---------- DATA FOR THE TASK
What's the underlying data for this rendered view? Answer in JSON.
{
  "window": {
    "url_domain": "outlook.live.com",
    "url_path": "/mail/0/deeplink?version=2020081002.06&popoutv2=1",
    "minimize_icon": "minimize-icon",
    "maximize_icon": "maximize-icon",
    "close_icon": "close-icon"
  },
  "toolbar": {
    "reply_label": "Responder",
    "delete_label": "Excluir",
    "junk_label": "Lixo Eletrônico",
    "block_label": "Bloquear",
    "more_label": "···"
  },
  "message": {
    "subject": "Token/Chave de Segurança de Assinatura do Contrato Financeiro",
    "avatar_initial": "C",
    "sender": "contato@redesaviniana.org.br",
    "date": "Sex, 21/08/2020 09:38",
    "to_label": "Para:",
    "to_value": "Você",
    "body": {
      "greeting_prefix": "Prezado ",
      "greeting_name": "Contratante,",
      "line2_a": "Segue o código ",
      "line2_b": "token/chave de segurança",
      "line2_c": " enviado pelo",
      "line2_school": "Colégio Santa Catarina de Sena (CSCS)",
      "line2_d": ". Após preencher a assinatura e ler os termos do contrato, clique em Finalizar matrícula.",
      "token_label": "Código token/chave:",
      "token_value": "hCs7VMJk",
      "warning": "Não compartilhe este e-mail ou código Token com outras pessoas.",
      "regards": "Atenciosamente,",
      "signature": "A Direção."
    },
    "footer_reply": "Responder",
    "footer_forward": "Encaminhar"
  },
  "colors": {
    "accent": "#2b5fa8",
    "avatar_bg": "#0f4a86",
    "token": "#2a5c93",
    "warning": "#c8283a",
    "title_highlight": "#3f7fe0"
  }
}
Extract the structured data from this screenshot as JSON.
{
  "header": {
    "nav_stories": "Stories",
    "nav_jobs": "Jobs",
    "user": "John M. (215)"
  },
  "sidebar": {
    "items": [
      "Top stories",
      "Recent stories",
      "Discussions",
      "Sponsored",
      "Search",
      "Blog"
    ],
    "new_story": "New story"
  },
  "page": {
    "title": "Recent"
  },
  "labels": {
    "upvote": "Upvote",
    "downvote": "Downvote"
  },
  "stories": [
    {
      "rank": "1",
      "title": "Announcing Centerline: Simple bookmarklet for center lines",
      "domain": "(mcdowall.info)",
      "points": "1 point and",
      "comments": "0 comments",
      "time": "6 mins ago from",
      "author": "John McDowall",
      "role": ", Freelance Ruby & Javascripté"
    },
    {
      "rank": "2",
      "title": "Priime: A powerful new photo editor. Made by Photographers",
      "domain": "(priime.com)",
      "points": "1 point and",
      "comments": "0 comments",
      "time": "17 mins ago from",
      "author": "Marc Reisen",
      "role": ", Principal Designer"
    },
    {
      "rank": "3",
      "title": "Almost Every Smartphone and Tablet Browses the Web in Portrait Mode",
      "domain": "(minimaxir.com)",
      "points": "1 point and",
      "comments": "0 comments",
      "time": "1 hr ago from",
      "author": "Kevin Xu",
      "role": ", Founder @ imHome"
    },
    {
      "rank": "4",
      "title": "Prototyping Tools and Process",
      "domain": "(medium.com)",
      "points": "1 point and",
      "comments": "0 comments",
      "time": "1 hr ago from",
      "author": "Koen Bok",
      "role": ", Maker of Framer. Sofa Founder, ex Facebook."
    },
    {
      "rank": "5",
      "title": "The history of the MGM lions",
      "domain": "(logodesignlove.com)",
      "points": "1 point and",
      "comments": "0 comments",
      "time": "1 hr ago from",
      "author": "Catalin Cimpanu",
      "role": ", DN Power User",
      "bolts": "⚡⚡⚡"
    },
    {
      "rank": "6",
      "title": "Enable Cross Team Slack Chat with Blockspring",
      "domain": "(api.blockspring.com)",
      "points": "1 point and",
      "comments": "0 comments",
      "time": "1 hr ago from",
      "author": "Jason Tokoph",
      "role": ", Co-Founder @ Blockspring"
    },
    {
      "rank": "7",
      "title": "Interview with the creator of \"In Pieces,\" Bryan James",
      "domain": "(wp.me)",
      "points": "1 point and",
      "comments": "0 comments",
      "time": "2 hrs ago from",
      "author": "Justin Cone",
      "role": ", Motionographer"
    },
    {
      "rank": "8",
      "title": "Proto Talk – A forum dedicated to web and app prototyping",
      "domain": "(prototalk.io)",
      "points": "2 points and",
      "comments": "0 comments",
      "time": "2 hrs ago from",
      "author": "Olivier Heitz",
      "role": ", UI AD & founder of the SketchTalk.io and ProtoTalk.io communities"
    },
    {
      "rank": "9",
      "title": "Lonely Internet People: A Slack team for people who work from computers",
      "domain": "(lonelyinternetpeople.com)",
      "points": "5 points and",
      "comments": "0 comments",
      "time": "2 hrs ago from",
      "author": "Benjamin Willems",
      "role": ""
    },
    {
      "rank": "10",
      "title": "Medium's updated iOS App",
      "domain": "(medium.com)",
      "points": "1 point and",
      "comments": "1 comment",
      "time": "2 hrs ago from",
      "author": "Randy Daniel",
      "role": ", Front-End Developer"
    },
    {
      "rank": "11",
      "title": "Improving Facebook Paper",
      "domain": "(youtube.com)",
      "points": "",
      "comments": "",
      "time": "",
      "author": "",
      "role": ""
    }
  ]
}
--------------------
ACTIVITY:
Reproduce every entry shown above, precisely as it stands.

WRITTEN SOLUTION:
What's the underlying data for this rendered view? Answer in JSON.
{
  "window": {
    "url_domain": "outlook.live.com",
    "url_path": "/mail/0/deeplink?version=2020081002.06&popoutv2=1",
    "minimize_icon": "minimize-icon",
    "maximize_icon": "maximize-icon",
    "close_icon": "close-icon"
  },
  "toolbar": {
    "reply_label": "Responder",
    "delete_label": "Excluir",
    "junk_label": "Lixo Eletrônico",
    "block_label": "Bloquear",
    "more_label": "···"
  },
  "message": {
    "subject": "Token/Chave de Segurança de Assinatura do Contrato Financeiro",
    "avatar_initial": "C",
    "sender": "contato@redesaviniana.org.br",
    "date": "Sex, 21/08/2020 09:38",
    "to_label": "Para:",
    "to_value": "Você",
    "body": {
      "greeting_prefix": "Prezado ",
      "greeting_name": "Contratante,",
      "line2_a": "Segue o código ",
      "line2_b": "token/chave de segurança",
      "line2_c": " enviado pelo",
      "line2_school": "Colégio Santa Catarina de Sena (CSCS)",
      "line2_d": ". Após preencher a assinatura e ler os termos do contrato, clique em Finalizar matrícula.",
      "token_label": "Código token/chave:",
      "token_value": "hCs7VMJk",
      "warning": "Não compartilhe este e-mail ou código Token com outras pessoas.",
      "regards": "Atenciosamente,",
      "signature": "A Direção."
    },
    "footer_reply": "Responder",
    "footer_forward": "Encaminhar"
  },
  "colors": {
    "accent": "#2b5fa8",
    "avatar_bg": "#0f4a86",
    "token": "#2a5c93",
    "warning": "#c8283a",
    "title_highlight": "#3f7fe0"
  }
}
Extract the structured data from this screenshot as JSON.
{
  "header": {
    "nav_stories": "Stories",
    "nav_jobs": "Jobs",
    "user": "John M. (215)"
  },
  "sidebar": {
    "items": [
      "Top stories",
      "Recent stories",
      "Discussions",
      "Sponsored",
      "Search",
      "Blog"
    ],
    "new_story": "New story"
  },
  "page": {
    "title": "Recent"
  },
  "labels": {
    "upvote": "Upvote",
    "downvote": "Downvote"
  },
  "stories": [
    {
      "rank": "1",
      "title": "Announcing Centerline: Simple bookmarklet for center lines",
      "domain": "(mcdowall.info)",
      "points": "1 point and",
      "comments": "0 comments",
      "time": "6 mins ago from",
      "author": "John McDowall",
      "role": ", Freelance Ruby & Javascripté"
    },
    {
      "rank": "2",
      "title": "Priime: A powerful new photo editor. Made by Photographers",
      "domain": "(priime.com)",
      "points": "1 point and",
      "comments": "0 comments",
      "time": "17 mins ago from",
      "author": "Marc Reisen",
      "role": ", Principal Designer"
    },
    {
      "rank": "3",
      "title": "Almost Every Smartphone and Tablet Browses the Web in Portrait Mode",
      "domain": "(minimaxir.com)",
      "points": "1 point and",
      "comments": "0 comments",
      "time": "1 hr ago from",
      "author": "Kevin Xu",
      "role": ", Founder @ imHome"
    },
    {
      "rank": "4",
      "title": "Prototyping Tools and Process",
      "domain": "(medium.com)",
      "points": "1 point and",
      "comments": "0 comments",
      "time": "1 hr ago from",
      "author": "Koen Bok",
      "role": ", Maker of Framer. Sofa Founder, ex Facebook."
    },
    {
      "rank": "5",
      "title": "The history of the MGM lions",
      "domain": "(logodesignlove.com)",
      "points": "1 point and",
      "comments": "0 comments",
      "time": "1 hr ago from",
      "author": "Catalin Cimpanu",
      "role": ", DN Power User",
      "bolts": "⚡⚡⚡"
    },
    {
      "rank": "6",
      "title": "Enable Cross Team Slack Chat with Blockspring",
      "domain": "(api.blockspring.com)",
      "points": "1 point and",
      "comments": "0 comments",
      "time": "1 hr ago from",
      "author": "Jason Tokoph",
      "role": ", Co-Founder @ Blockspring"
    },
    {
      "rank": "7",
      "title": "Interview with the creator of \"In Pieces,\" Bryan James",
      "domain": "(wp.me)",
      "points": "1 point and",
      "comments": "0 comments",
      "time": "2 hrs ago from",
      "author": "Justin Cone",
      "role": ", Motionographer"
    },
    {
      "rank": "8",
      "title": "Proto Talk – A forum dedicated to web and app prototyping",
      "domain": "(prototalk.io)",
      "points": "2 points and",
      "comments": "0 comments",
      "time": "2 hrs ago from",
      "author": "Olivier Heitz",
      "role": ", UI AD & founder of the SketchTalk.io and ProtoTalk.io communities"
    },
    {
      "rank": "9",
      "title": "Lonely Internet People: A Slack team for people who work from computers",
      "domain": "(lonelyinternetpeople.com)",
      "points": "5 points and",
      "comments": "0 comments",
      "time": "2 hrs ago from",
      "author": "Benjamin Willems",
      "role": ""
    },
    {
      "rank": "10",
      "title": "Medium's updated iOS App",
      "domain": "(medium.com)",
      "points": "1 point and",
      "comments": "1 comment",
      "time": "2 hrs ago from",
      "author": "Randy Daniel",
      "role": ", Front-End Developer"
    },
    {
      "rank": "11",
      "title": "Improving Facebook Paper",
      "domain": "(youtube.com)",
      "points": "",
      "comments": "",
      "time": "",
      "author": "",
      "role": ""
    }
  ]
}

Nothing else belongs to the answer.